I've seen nothing that reasonably justifies the current penalties for one ounce or less of marijuana on the books. If police continue to arrest people for those smaller amounts, no one will stop them, that's true. However, that doesn't make the case for the status quo either since officers will still have this unspoken form of discretion to ignore what they perceive to be as unjust laws or laws which reduce their ability to protect the public.

Lastly, this concern with weight is overblown. Officers develop experience over time at to what quantities of different drugs appear to be. They already have to distinguish between felony amounts vs. misdemeanor. For decades in many other states, law enforcement have had laws similar to what is being proposed here. This is truly a non-issue and most would adapt just fine to the bill.

Anonymous said...

Grits says cops usually don't arrest for "Class C" for pot? You must be talking about larger cities where they have bigger crimes to go after. I live between six small cities population ranging from 6000 up to 20000. Everyone one of these cities arrest a person for a joint.

Gritsforbreakfast said...

2:02, right now the lowest level pot possession is a Class B. I said police don't arrest for Class Cs generally (except for public intoxication), and it's generally true.

And fyi, I deleted a comment here calling for shooting police officers and will continue to do so. Take that BS somewhere else, it's not tolerated here.

Anonymous said...

From September 2, 2011 to August 31,2012, there were 395,111 Class C arrest warrants and 84,853 capias pro fine warrants issued by Texas justice of the peace courts.

There counterparts over on the municipal side were a little busier as they issued 1,660,732 Class C warrants and 624,322 capias pro fine warrants.
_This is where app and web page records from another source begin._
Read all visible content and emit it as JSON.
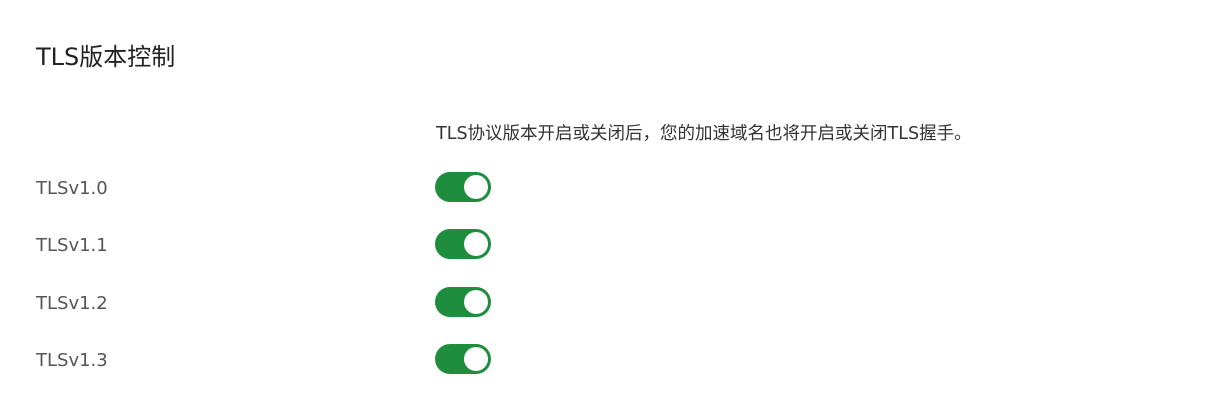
{
  "section": {
    "title": "TLS版本控制",
    "description": "TLS协议版本开启或关闭后，您的加速域名也将开启或关闭TLS握手。"
  },
  "colors": {
    "toggle_on": "#1e8e3e",
    "knob": "#ffffff"
  },
  "tls_versions": [
    {
      "label": "TLSv1.0",
      "enabled": true
    },
    {
      "label": "TLSv1.1",
      "enabled": true
    },
    {
      "label": "TLSv1.2",
      "enabled": true
    },
    {
      "label": "TLSv1.3",
      "enabled": true
    }
  ]
}
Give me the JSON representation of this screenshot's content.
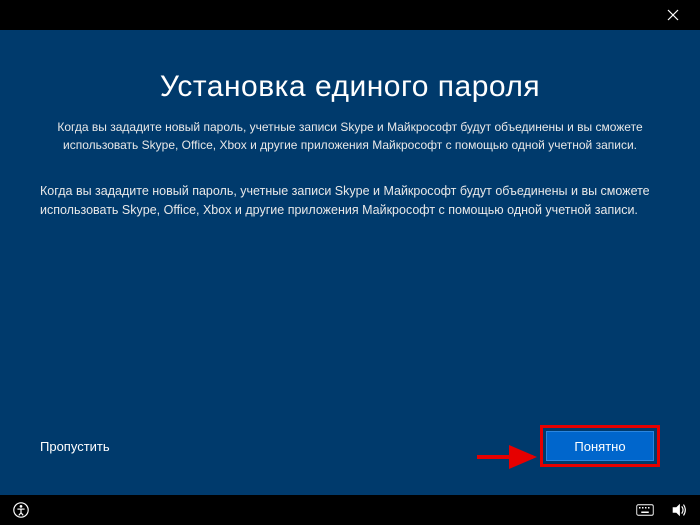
{
  "dialog": {
    "heading": "Установка единого пароля",
    "subheading": "Когда вы зададите новый пароль, учетные записи Skype и Майкрософт будут объединены и вы сможете использовать Skype, Office, Xbox и другие приложения Майкрософт с помощью одной учетной записи.",
    "body": "Когда вы зададите новый пароль, учетные записи Skype и Майкрософт будут объединены и вы сможете использовать Skype, Office, Xbox и другие приложения Майкрософт с помощью одной учетной записи.",
    "skip_label": "Пропустить",
    "primary_label": "Понятно"
  },
  "colors": {
    "bg": "#003a6c",
    "primary_button": "#0066cc",
    "annotation": "#e60000"
  }
}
That's right!

Making the weed amount as suggested will not decrease jailings.

Source: Texas Office of Court Adminsitration

bob said...

Can you say checkma8te......marijuana has been a medicine for thousands of years and illogically illegal for a few months over 70 years. Now that the existence of the'endo-cannabanoid system in humans has been exposed you can bet your next paycheck that you too will be returning that bag of weed to said subject. I grew up in a small texas town and got the hell out because i watched my friends get swept up and away to fill your booming prison complex. Now when i read the newspaper from my old hometown papef i still see those same friends filling the couffefs of the most extravagant building in town........THE JUSTICE CENTER. it sucks as a human to see this and most of you know from your experiences. Pot smokers arent usully criminals........were just great prisoners.

Weve nevef lost a single vote and never backtracked a step. Were gonna win then we'll rub it in.

Don't believe me....read this


Gritsforbreakfast said...

So, 7:10, what you're saying is that, of Class C tickets, 37% in municipal courts later resulted in capias warrants. That means 63% did not.

By contrast, in most jurisdictions 100% of class B offenses result in arrest. Reduce that by 2/3 and contrary to your claim, that would indeed reduce jailing for pot.

Anonymous said...

There's already a provision very rarely used for cite and release for a B possession. Just what makes you think C's will be cited rather than going to jail?

Anonymous said...

TCCP 481.121 Posession of Marijauna is a Class B Misdemeaner less than 2 ounces
And a Class A 2 to 4 ounces
Class B Misdemeanor is Jail Time not to exceed 180 days and Class A up to a year in jail. A municipal court is FINE Only / No Jail time, So if a MC or JP court put anyone in jail YOU Have a suit. If they filed a search warrent for a POM / Class B or A You have case action against them for No Jurisdiction. We be doing a Class Action Now ...